Thursday, April 14, 2011

Curriculum development: Micro-scale.

First I have to mention the article I read recently from class, where they talk about the definition of the word "curriculum." They raise an interesting point because the idea of a "common core curriculum" implies different things to different people.  Many people think that curriculum is "a lean set of big ideas that can be tackled in many ways." For others, it's the textbook for that course that represents the curriculum. Still others think that a common curriculum will be "scripted, day-to-day lesson plan[s]."

I find the last definition of curriculum absolutely horrifying. Do people really think that a common core curriculum would result in complete loss of control? The article goes on to point out that it would be ludicrous to create scripted lessons and leave out any teacher input. President of the Common Core organization in Washington, D.C. Lynne Munson said, "we would be fools to create materials in a process that doesn’t draw on the tremendous wisdom of a public-review process.”

So I stand on the side of common core curriculum that thinks of it as a "town common," like a place where everyone meets and collaborates. I have a lot of control in my classroom as far as curriculum goes, too. If someone came into my biology class to tell me, "you're teaching this now," I think I'd be pretty upset! In general though, because I have relatively "new" training in education, I can mold my lessons to fit into whatever curriculum or standards I am supposed to be teaching.

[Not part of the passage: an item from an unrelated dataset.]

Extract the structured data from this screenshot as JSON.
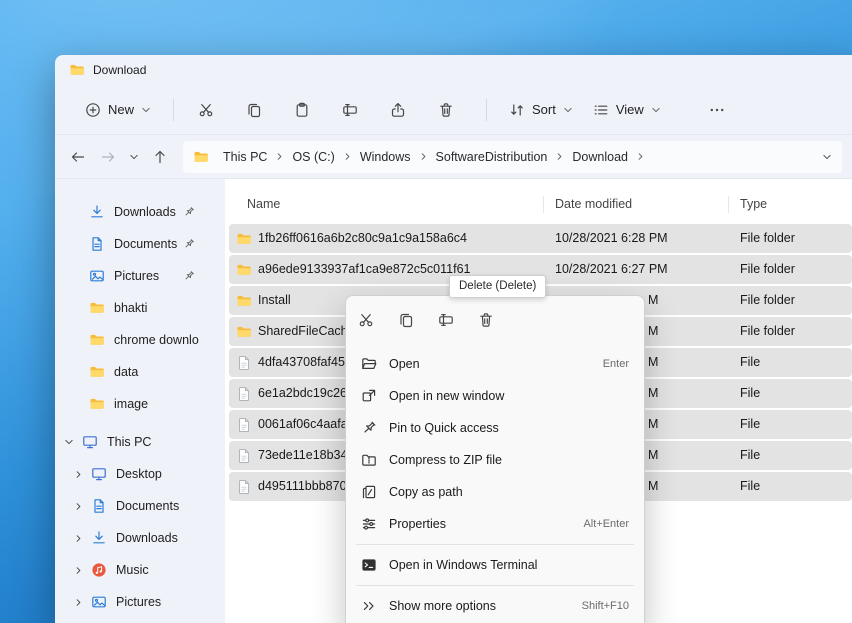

Adjusting to the common core standards in my classroom will be the next time I have to "make curriculum changes." A large part of the common core standards is L-I-T-E-R-A-C-Y as it relates to college and career readiness. Many of my lessons include some funky literacy strategies, but I think some need work. I'd have to paw through them, looking at literacy strategy books and websites (like, a new one we discovered this week). I can think of several units that start with an engaging "hook" that I could wrap into a literacy strategy such as an "Anticipation Guide." I would talk with my PIT group too, getting some ideas and suggestions on how to improve it before I implement it. I'd have to make sure it fits in well too, and isn't just in the curriculum to "be there."

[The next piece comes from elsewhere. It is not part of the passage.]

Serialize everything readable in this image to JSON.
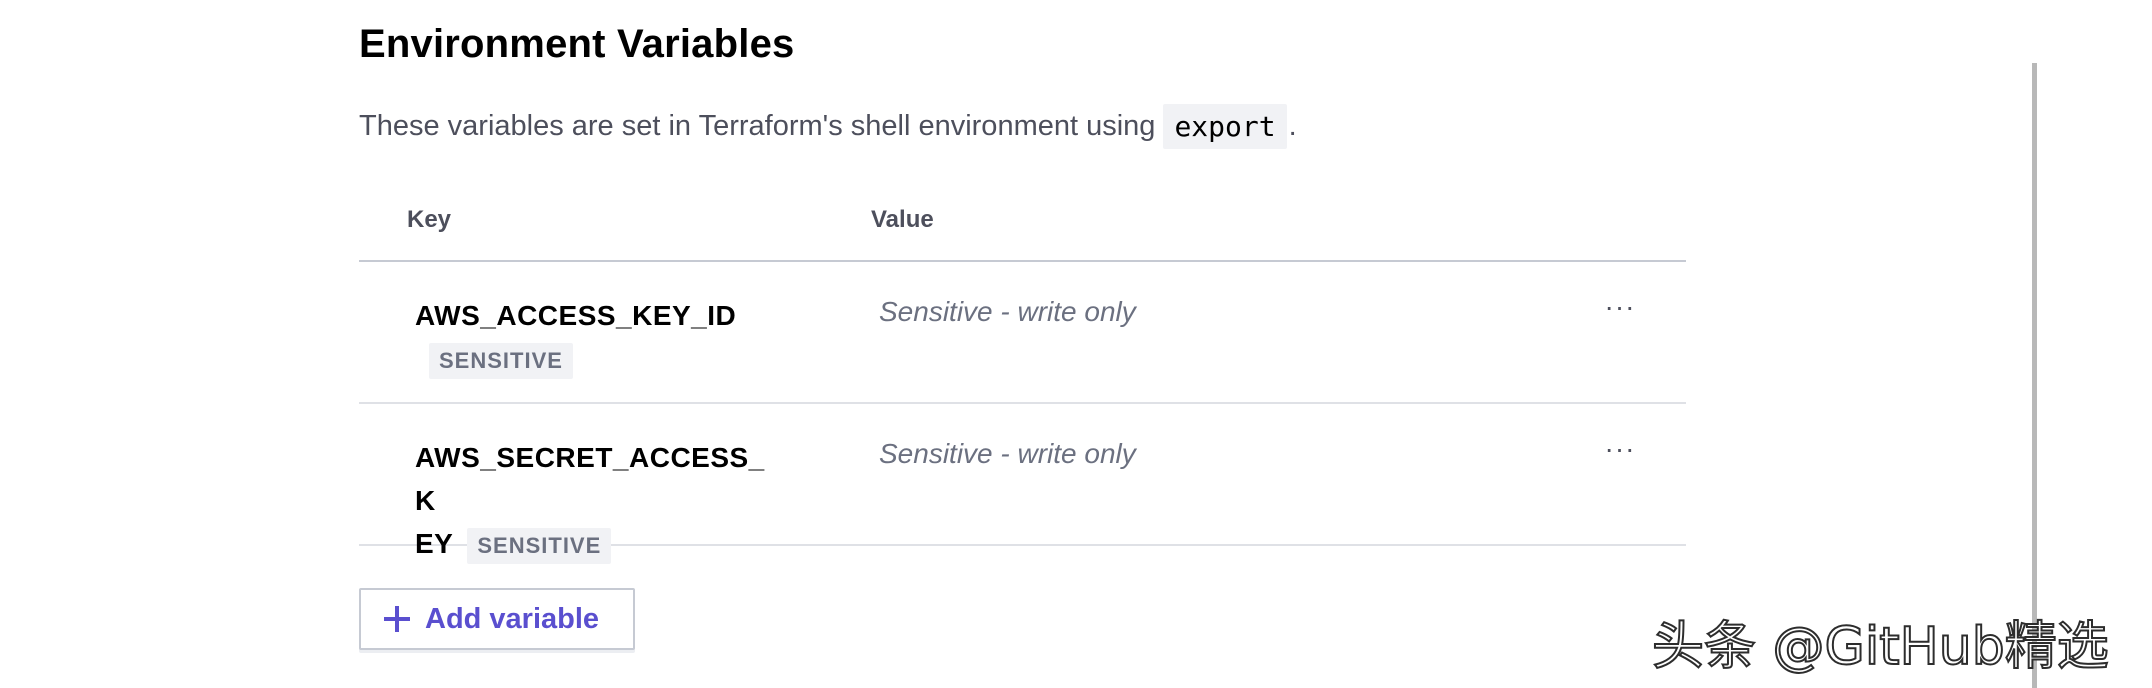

Monday, April 11, 2011 as a collaborative classroom tool.

I wanted to share with my teacher-readers a website I discovered last year: - created by two programmer dudes, Kirill & Levon, who graduated from UW-Milwaukee and are both from Russia.

I have used in a solo project fashion. My environmental science and wildlife ecology students had to narrow down their choices for topics on a final project. is an online brainstorming and mind mapping tool that is free to use for up to three saved documents. They have a couple membership options, with a 50% discount for .edu email addresses (students & teachers). Their best plan is $29/year (with 50% off included in that price) for unlimited access and saving. Personally, I can't think of any project I would have them do where they may need more than one mind map between a whole group. Free users have full access to the site other than the "saved sheet" limitation. But it says on the site that "sheets shared with a user by others [...] does not count against the quota."

My kids last year struggled with the site though, and I hadn't returned to it until now. I think I may use it on the final project for biology. I used to love doing brainstorming clouds when I was a kid, and this is like an easy-to-use, digital version of that. I've only used it on a Mac, and it is SUPER Mac-friendly! I can't say for PC... but who still likes PCs, anyway? You just click "command + enter" to add a "child bubble," and tab to add another child bubble. You can use any combination of colors (which is one piece that makes kind of distracting), and change the size of the font with a quick click. I would compare this tool to OmniGraffle on the MLTI Macbooks... except that it's so user-friendly! I really had to grapple with OmniGraffle when I was first using it, and I got lucky only when I used their templates.

As far as "effective group work," I think that this tool could foster creativity in the group. Too often, the group is anxious to get started on their project. They use whatever idea the leader comes up with, and go with it. I could use this tool as an effective way to "branch" the groups ideas, having them color coordinate their suggestions off the main idea. The main topic, "Orono Bog Boardwalk," is the class assignment, Heidi's ideas are in green, Joey's are blue, and Claire's are in purple. There is a sharing option for, but I have not used it. I would probably have one kid type, while others helped with suggestions. I want to give kids the opportunity to organize their thoughts and form conclusions about the information they'll be working with. It will also give me a chance to see if groups are all choosing the same thing, or if different groups have different preferences. A simple way to see this would be to have each group member put a color-coded asterisk next to their favorite idea. The group hands this brainstorm into me (via email or print), and so I can look over each group's ideas and make suggestions.